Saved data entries
*** Begin section ***

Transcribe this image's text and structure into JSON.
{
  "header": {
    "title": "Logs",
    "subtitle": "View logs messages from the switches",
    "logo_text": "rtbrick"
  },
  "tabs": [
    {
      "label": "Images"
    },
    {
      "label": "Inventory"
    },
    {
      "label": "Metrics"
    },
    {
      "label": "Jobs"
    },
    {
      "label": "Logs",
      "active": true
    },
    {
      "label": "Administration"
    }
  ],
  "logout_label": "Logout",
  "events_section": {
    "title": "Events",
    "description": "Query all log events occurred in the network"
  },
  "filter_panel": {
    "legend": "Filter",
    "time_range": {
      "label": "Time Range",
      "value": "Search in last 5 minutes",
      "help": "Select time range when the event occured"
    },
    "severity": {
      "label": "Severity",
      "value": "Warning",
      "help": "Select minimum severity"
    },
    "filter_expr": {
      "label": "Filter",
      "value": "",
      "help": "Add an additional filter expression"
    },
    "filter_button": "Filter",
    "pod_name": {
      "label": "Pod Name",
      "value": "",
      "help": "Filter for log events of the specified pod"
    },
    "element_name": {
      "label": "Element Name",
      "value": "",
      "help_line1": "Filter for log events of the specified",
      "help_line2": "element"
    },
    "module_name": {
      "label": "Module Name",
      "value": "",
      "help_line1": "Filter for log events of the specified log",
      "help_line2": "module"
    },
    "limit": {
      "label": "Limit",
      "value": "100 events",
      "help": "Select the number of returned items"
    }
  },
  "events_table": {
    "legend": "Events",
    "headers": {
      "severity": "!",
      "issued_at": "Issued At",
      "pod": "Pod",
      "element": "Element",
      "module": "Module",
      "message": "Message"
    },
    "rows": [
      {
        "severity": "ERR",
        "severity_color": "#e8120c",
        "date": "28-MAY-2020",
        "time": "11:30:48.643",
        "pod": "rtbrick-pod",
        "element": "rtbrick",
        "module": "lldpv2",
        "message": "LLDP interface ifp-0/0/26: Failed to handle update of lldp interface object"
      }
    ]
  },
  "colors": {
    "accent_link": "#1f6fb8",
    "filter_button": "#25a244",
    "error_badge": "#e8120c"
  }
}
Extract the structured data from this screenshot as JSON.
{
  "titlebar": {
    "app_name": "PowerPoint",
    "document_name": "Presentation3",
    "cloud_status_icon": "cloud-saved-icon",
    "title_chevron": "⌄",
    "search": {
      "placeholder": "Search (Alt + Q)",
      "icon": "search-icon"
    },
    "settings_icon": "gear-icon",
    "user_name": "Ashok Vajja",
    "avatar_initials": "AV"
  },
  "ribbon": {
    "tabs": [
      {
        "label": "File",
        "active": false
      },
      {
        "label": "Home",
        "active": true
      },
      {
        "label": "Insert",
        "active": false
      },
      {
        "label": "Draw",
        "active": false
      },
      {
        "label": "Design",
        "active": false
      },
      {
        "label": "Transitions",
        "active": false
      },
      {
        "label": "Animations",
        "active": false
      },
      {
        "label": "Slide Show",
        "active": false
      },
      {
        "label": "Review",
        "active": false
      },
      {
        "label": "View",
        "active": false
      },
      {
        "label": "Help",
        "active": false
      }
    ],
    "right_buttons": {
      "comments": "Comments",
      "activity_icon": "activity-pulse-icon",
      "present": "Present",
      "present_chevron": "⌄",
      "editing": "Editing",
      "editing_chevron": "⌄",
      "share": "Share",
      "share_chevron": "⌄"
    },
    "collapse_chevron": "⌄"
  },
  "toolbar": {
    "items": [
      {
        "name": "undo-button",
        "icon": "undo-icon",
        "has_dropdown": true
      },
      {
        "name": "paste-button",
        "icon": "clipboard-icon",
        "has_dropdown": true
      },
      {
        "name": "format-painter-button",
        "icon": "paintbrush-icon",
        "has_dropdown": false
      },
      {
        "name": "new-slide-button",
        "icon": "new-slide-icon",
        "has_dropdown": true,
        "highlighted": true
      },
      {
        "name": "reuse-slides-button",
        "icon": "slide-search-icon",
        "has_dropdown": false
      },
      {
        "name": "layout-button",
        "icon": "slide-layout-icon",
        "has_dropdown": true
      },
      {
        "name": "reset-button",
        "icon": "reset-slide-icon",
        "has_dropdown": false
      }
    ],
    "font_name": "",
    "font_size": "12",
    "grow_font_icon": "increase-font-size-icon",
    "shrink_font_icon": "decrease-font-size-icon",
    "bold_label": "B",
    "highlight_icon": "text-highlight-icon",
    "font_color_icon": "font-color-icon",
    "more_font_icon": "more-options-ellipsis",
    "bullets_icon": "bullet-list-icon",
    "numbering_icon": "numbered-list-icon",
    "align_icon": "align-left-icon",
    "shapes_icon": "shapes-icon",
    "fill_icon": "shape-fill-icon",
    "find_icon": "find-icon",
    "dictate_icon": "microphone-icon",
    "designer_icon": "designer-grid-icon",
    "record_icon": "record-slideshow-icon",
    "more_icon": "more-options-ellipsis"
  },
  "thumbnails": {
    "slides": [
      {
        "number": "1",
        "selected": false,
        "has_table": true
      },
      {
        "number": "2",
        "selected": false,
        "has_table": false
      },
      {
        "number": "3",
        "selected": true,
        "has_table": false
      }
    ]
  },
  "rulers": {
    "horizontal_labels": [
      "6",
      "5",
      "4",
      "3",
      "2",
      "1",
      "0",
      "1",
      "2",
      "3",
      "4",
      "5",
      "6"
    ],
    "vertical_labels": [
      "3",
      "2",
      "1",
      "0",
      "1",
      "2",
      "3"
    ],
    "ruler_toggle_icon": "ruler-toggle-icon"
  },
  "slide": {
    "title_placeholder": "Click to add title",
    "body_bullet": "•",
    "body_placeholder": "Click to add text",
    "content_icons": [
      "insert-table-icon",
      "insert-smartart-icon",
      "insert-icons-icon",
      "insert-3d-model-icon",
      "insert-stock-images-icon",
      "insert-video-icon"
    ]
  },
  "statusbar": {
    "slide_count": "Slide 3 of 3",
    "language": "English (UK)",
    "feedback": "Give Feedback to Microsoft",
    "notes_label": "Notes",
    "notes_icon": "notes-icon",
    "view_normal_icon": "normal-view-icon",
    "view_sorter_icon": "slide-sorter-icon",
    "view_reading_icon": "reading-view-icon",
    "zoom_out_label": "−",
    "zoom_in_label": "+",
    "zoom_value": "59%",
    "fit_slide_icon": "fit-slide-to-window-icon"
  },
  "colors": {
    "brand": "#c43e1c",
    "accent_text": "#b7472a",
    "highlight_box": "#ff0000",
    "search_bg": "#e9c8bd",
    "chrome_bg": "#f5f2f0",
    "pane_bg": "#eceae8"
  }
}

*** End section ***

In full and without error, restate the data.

Transcribe this image's text and structure into JSON.
{
  "header": {
    "title": "Logs",
    "subtitle": "View logs messages from the switches",
    "logo_text": "rtbrick"
  },
  "tabs": [
    {
      "label": "Images"
    },
    {
      "label": "Inventory"
    },
    {
      "label": "Metrics"
    },
    {
      "label": "Jobs"
    },
    {
      "label": "Logs",
      "active": true
    },
    {
      "label": "Administration"
    }
  ],
  "logout_label": "Logout",
  "events_section": {
    "title": "Events",
    "description": "Query all log events occurred in the network"
  },
  "filter_panel": {
    "legend": "Filter",
    "time_range": {
      "label": "Time Range",
      "value": "Search in last 5 minutes",
      "help": "Select time range when the event occured"
    },
    "severity": {
      "label": "Severity",
      "value": "Warning",
      "help": "Select minimum severity"
    },
    "filter_expr": {
      "label": "Filter",
      "value": "",
      "help": "Add an additional filter expression"
    },
    "filter_button": "Filter",
    "pod_name": {
      "label": "Pod Name",
      "value": "",
      "help": "Filter for log events of the specified pod"
    },
    "element_name": {
      "label": "Element Name",
      "value": "",
      "help_line1": "Filter for log events of the specified",
      "help_line2": "element"
    },
    "module_name": {
      "label": "Module Name",
      "value": "",
      "help_line1": "Filter for log events of the specified log",
      "help_line2": "module"
    },
    "limit": {
      "label": "Limit",
      "value": "100 events",
      "help": "Select the number of returned items"
    }
  },
  "events_table": {
    "legend": "Events",
    "headers": {
      "severity": "!",
      "issued_at": "Issued At",
      "pod": "Pod",
      "element": "Element",
      "module": "Module",
      "message": "Message"
    },
    "rows": [
      {
        "severity": "ERR",
        "severity_color": "#e8120c",
        "date": "28-MAY-2020",
        "time": "11:30:48.643",
        "pod": "rtbrick-pod",
        "element": "rtbrick",
        "module": "lldpv2",
        "message": "LLDP interface ifp-0/0/26: Failed to handle update of lldp interface object"
      }
    ]
  },
  "colors": {
    "accent_link": "#1f6fb8",
    "filter_button": "#25a244",
    "error_badge": "#e8120c"
  }
}
Extract the structured data from this screenshot as JSON.
{
  "titlebar": {
    "app_name": "PowerPoint",
    "document_name": "Presentation3",
    "cloud_status_icon": "cloud-saved-icon",
    "title_chevron": "⌄",
    "search": {
      "placeholder": "Search (Alt + Q)",
      "icon": "search-icon"
    },
    "settings_icon": "gear-icon",
    "user_name": "Ashok Vajja",
    "avatar_initials": "AV"
  },
  "ribbon": {
    "tabs": [
      {
        "label": "File",
        "active": false
      },
      {
        "label": "Home",
        "active": true
      },
      {
        "label": "Insert",
        "active": false
      },
      {
        "label": "Draw",
        "active": false
      },
      {
        "label": "Design",
        "active": false
      },
      {
        "label": "Transitions",
        "active": false
      },
      {
        "label": "Animations",
        "active": false
      },
      {
        "label": "Slide Show",
        "active": false
      },
      {
        "label": "Review",
        "active": false
      },
      {
        "label": "View",
        "active": false
      },
      {
        "label": "Help",
        "active": false
      }
    ],
    "right_buttons": {
      "comments": "Comments",
      "activity_icon": "activity-pulse-icon",
      "present": "Present",
      "present_chevron": "⌄",
      "editing": "Editing",
      "editing_chevron": "⌄",
      "share": "Share",
      "share_chevron": "⌄"
    },
    "collapse_chevron": "⌄"
  },
  "toolbar": {
    "items": [
      {
        "name": "undo-button",
        "icon": "undo-icon",
        "has_dropdown": true
      },
      {
        "name": "paste-button",
        "icon": "clipboard-icon",
        "has_dropdown": true
      },
      {
        "name": "format-painter-button",
        "icon": "paintbrush-icon",
        "has_dropdown": false
      },
      {
        "name": "new-slide-button",
        "icon": "new-slide-icon",
        "has_dropdown": true,
        "highlighted": true
      },
      {
        "name": "reuse-slides-button",
        "icon": "slide-search-icon",
        "has_dropdown": false
      },
      {
        "name": "layout-button",
        "icon": "slide-layout-icon",
        "has_dropdown": true
      },
      {
        "name": "reset-button",
        "icon": "reset-slide-icon",
        "has_dropdown": false
      }
    ],
    "font_name": "",
    "font_size": "12",
    "grow_font_icon": "increase-font-size-icon",
    "shrink_font_icon": "decrease-font-size-icon",
    "bold_label": "B",
    "highlight_icon": "text-highlight-icon",
    "font_color_icon": "font-color-icon",
    "more_font_icon": "more-options-ellipsis",
    "bullets_icon": "bullet-list-icon",
    "numbering_icon": "numbered-list-icon",
    "align_icon": "align-left-icon",
    "shapes_icon": "shapes-icon",
    "fill_icon": "shape-fill-icon",
    "find_icon": "find-icon",
    "dictate_icon": "microphone-icon",
    "designer_icon": "designer-grid-icon",
    "record_icon": "record-slideshow-icon",
    "more_icon": "more-options-ellipsis"
  },
  "thumbnails": {
    "slides": [
      {
        "number": "1",
        "selected": false,
        "has_table": true
      },
      {
        "number": "2",
        "selected": false,
        "has_table": false
      },
      {
        "number": "3",
        "selected": true,
        "has_table": false
      }
    ]
  },
  "rulers": {
    "horizontal_labels": [
      "6",
      "5",
      "4",
      "3",
      "2",
      "1",
      "0",
      "1",
      "2",
      "3",
      "4",
      "5",
      "6"
    ],
    "vertical_labels": [
      "3",
      "2",
      "1",
      "0",
      "1",
      "2",
      "3"
    ],
    "ruler_toggle_icon": "ruler-toggle-icon"
  },
  "slide": {
    "title_placeholder": "Click to add title",
    "body_bullet": "•",
    "body_placeholder": "Click to add text",
    "content_icons": [
      "insert-table-icon",
      "insert-smartart-icon",
      "insert-icons-icon",
      "insert-3d-model-icon",
      "insert-stock-images-icon",
      "insert-video-icon"
    ]
  },
  "statusbar": {
    "slide_count": "Slide 3 of 3",
    "language": "English (UK)",
    "feedback": "Give Feedback to Microsoft",
    "notes_label": "Notes",
    "notes_icon": "notes-icon",
    "view_normal_icon": "normal-view-icon",
    "view_sorter_icon": "slide-sorter-icon",
    "view_reading_icon": "reading-view-icon",
    "zoom_out_label": "−",
    "zoom_in_label": "+",
    "zoom_value": "59%",
    "fit_slide_icon": "fit-slide-to-window-icon"
  },
  "colors": {
    "brand": "#c43e1c",
    "accent_text": "#b7472a",
    "highlight_box": "#ff0000",
    "search_bg": "#e9c8bd",
    "chrome_bg": "#f5f2f0",
    "pane_bg": "#eceae8"
  }
}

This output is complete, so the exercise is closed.